    Glenn Angelle AIA
    Angelle Architects LLC
    Breaux Bridge LA

  • 16.  RE: Use of Checklists for Q A

    Posted 09-26-2017 18:37
    Checklists are usually built on lessons learned, looking back at projects (design docs, CDs and/or CA). Those are really QC checklists. QA needs to be forward looking, considering the design process, which is rarely if ever a straight line that could easily adopt a checklist approach. QA needs to consider individual and team interests and motivation. The team might be goaling toward a perfect project, and a checklist might be translated into a guide for getting there, but a typical QC checklist doesn't seem likely to answer the QA need.

  • 17.  RE: Use of Checklists for Q A

    Posted 09-27-2017 19:57
    I apologize for not having read thru this entire conversation, so my comments may echo others.  I have been involved with checklist programs for the 40 years or so of my career, so I offer this:

    A favorite book of mine is "Team of Teams", General Stanley McChrystal.  Somewhere in there he describes the difference between something that is *complicated* versus something that is *complex*.  Breifly, complicated things can be handled with checklists; complex things cannot.  For example, your typcical plan reviewer at an AHJ will work off of a checklist.  His/her job as a plan examiner is complicated:  different building types, different locations, different structural systems.  But his/her job is not complex, because the AHJ is not the architect of record.

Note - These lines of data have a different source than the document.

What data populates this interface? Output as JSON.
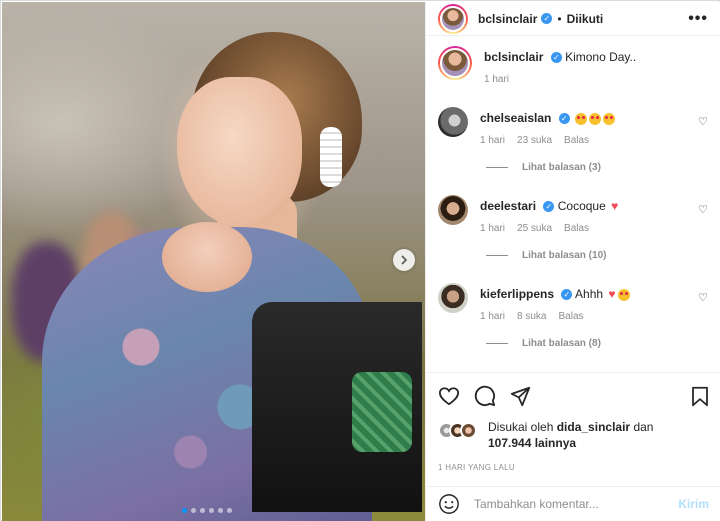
{
  "post": {
    "username": "bclsinclair",
    "separator": "•",
    "follow_status": "Diikuti",
    "more_glyph": "•••",
    "carousel_pages": 6,
    "carousel_active": 0
  },
  "caption": {
    "username": "bclsinclair",
    "text": "Kimono Day..",
    "time": "1 hari"
  },
  "comments": [
    {
      "username": "chelseaislan",
      "text": "",
      "emoji": [
        "star-struck",
        "star-struck",
        "star-struck"
      ],
      "time": "1 hari",
      "likes": "23 suka",
      "reply": "Balas",
      "view_replies": "Lihat balasan (3)"
    },
    {
      "username": "deelestari",
      "text": "Cocoque",
      "emoji": [
        "red-heart"
      ],
      "time": "1 hari",
      "likes": "25 suka",
      "reply": "Balas",
      "view_replies": "Lihat balasan (10)"
    },
    {
      "username": "kieferlippens",
      "text": "Ahhh",
      "emoji": [
        "red-heart",
        "star-struck"
      ],
      "time": "1 hari",
      "likes": "8 suka",
      "reply": "Balas",
      "view_replies": "Lihat balasan (8)"
    }
  ],
  "likes": {
    "prefix": "Disukai oleh",
    "user": "dida_sinclair",
    "conj": "dan",
    "count": "107.944 lainnya"
  },
  "timeago": "1 HARI YANG LALU",
  "add_comment": {
    "placeholder": "Tambahkan komentar...",
    "send_label": "Kirim"
  },
  "colors": {
    "verified": "#3897f0",
    "heart": "#ed4956",
    "send_disabled": "#b2dffc",
    "muted": "#8e8e8e"
  }
}
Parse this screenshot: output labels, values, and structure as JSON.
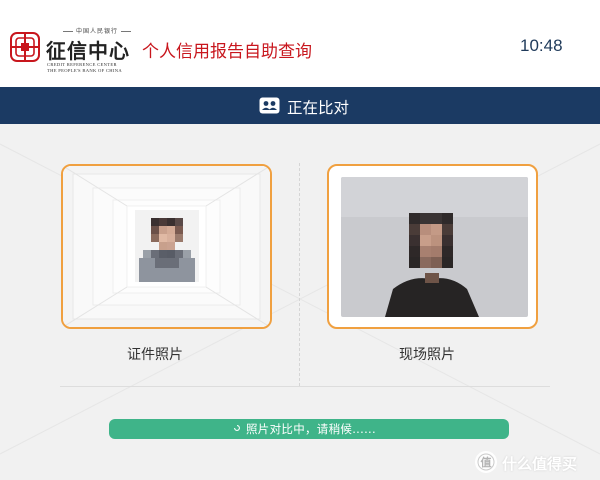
{
  "header": {
    "logo": {
      "top_text": "中国人民银行",
      "main_text": "征信中心",
      "en_line1": "CREDIT REFERENCE CENTER",
      "en_line2": "THE PEOPLE'S BANK OF CHINA"
    },
    "app_title": "个人信用报告自助查询",
    "time": "10:48"
  },
  "status": {
    "icon": "compare-faces-icon",
    "text": "正在比对"
  },
  "photos": {
    "id_label": "证件照片",
    "live_label": "现场照片"
  },
  "progress": {
    "spinner_icon": "spinner-icon",
    "text": "照片对比中，请稍候......"
  },
  "watermark": {
    "icon": "watermark-logo-icon",
    "text": "什么值得买"
  },
  "colors": {
    "brand_red": "#c8161d",
    "header_bar": "#1b3a63",
    "card_border": "#f0a040",
    "progress_green": "#3fb489"
  }
}
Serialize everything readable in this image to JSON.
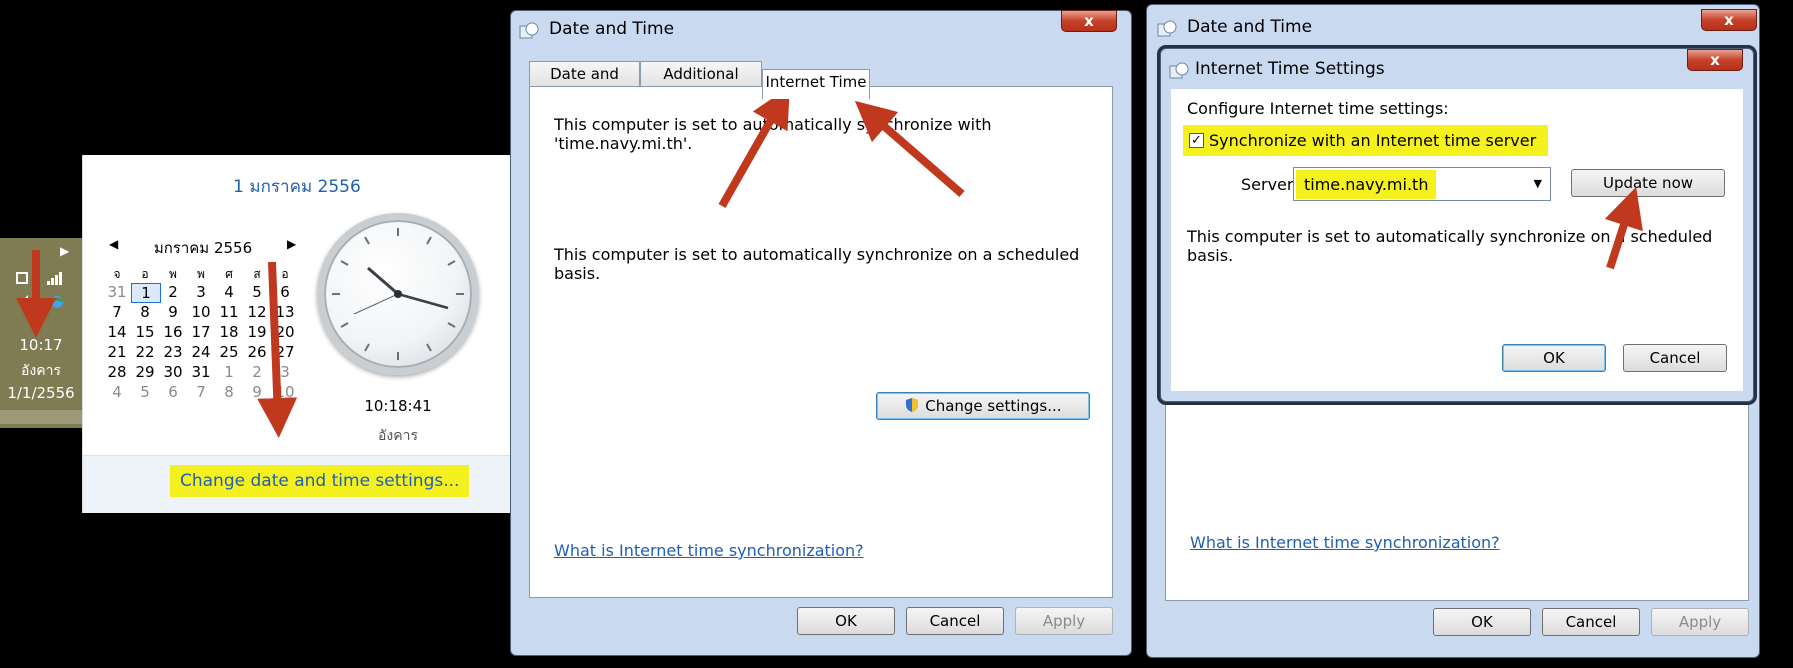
{
  "taskbar": {
    "time": "10:17",
    "weekday": "อังคาร",
    "date": "1/1/2556"
  },
  "calendar_popup": {
    "full_date": "1 มกราคม 2556",
    "month_label": "มกราคม 2556",
    "weekday_headers": [
      "จ",
      "อ",
      "พ",
      "พ",
      "ศ",
      "ส",
      "อ"
    ],
    "weeks": [
      [
        "31",
        "1",
        "2",
        "3",
        "4",
        "5",
        "6"
      ],
      [
        "7",
        "8",
        "9",
        "10",
        "11",
        "12",
        "13"
      ],
      [
        "14",
        "15",
        "16",
        "17",
        "18",
        "19",
        "20"
      ],
      [
        "21",
        "22",
        "23",
        "24",
        "25",
        "26",
        "27"
      ],
      [
        "28",
        "29",
        "30",
        "31",
        "1",
        "2",
        "3"
      ],
      [
        "4",
        "5",
        "6",
        "7",
        "8",
        "9",
        "10"
      ]
    ],
    "clock_time": "10:18:41",
    "clock_weekday": "อังคาร",
    "change_link": "Change date and time settings..."
  },
  "date_time_dialog": {
    "title": "Date and Time",
    "close": "x",
    "tabs": [
      "Date and Time",
      "Additional Clocks",
      "Internet Time"
    ],
    "sync_text": "This computer is set to automatically synchronize with 'time.navy.mi.th'.",
    "schedule_text": "This computer is set to automatically synchronize on a scheduled basis.",
    "change_settings": "Change settings...",
    "help_link": "What is Internet time synchronization?",
    "ok": "OK",
    "cancel": "Cancel",
    "apply": "Apply"
  },
  "back_dialog": {
    "title": "Date and Time",
    "close": "x",
    "help_link": "What is Internet time synchronization?",
    "ok": "OK",
    "cancel": "Cancel",
    "apply": "Apply"
  },
  "internet_time_settings": {
    "title": "Internet Time Settings",
    "close": "x",
    "heading": "Configure Internet time settings:",
    "sync_checkbox_label": "Synchronize with an Internet time server",
    "sync_checked": true,
    "server_label": "Server:",
    "server_value": "time.navy.mi.th",
    "update_now": "Update now",
    "schedule_text": "This computer is set to automatically synchronize on a scheduled basis.",
    "ok": "OK",
    "cancel": "Cancel"
  },
  "colors": {
    "highlight": "#f4f11e",
    "annotation_arrow": "#c0391f",
    "link": "#1f5fb3"
  }
}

    Our work as architects is nearly always complex because we add the elements of the customer, the climate, site orientation, cost versus dreams, schedule constraints, etc.  Our success revolves around process, which is a different paradigm than "products".  I saw the word "scrub" somewhere in this thread.  I would have said "scrum" in my work, but I think it is the same thing.  Getting the experts together in the same room and going thru the project a critical phases.  There is not a checklist that can help with our kind of complexity.  The term "scrum-agile" comes out of the software development world.  Frequent critical meetings, 15 mins in length, lead to a final design and lead to solutions to problems.

    Does this make sense ?

    William Adelson AIA MBA
    Elevated Solar Performance, Inc.
    San Diego, CA